> **Description of the task**:
Find the word "triển" in the data below and copy each line that holds it.

> **Stored data**:

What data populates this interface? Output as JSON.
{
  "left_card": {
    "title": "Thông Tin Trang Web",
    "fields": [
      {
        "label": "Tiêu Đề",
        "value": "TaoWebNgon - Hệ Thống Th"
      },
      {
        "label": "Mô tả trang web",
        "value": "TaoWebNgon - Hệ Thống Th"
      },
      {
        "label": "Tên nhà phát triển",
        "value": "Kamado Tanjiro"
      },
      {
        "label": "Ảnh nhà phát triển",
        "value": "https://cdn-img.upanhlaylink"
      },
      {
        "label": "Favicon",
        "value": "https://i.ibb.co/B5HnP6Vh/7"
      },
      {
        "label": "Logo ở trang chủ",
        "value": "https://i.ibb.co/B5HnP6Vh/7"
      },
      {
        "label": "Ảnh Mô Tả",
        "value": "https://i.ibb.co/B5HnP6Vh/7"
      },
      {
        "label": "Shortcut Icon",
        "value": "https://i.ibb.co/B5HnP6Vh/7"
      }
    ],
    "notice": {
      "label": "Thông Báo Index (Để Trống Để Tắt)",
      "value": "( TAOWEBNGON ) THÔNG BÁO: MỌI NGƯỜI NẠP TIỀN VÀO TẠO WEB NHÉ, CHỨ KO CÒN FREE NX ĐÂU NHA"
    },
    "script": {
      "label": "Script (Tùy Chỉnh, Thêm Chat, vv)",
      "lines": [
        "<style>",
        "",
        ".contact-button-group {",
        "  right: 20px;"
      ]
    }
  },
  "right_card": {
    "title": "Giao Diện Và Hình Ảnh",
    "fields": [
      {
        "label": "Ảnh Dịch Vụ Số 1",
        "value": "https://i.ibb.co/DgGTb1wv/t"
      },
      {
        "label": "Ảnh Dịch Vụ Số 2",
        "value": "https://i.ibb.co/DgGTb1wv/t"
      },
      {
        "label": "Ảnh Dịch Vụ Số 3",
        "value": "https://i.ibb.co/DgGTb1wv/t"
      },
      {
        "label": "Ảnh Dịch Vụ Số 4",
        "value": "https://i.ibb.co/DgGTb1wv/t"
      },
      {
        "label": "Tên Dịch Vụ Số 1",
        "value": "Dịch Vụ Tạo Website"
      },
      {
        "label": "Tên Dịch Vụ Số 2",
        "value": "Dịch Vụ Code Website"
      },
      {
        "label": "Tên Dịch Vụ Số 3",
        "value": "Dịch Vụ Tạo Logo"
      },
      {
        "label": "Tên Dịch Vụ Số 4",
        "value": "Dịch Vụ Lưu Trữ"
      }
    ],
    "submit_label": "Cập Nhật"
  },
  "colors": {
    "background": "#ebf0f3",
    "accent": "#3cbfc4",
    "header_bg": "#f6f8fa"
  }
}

> **Task answer**:
        "label": "Tên nhà phát triển",
        "label": "Ảnh nhà phát triển",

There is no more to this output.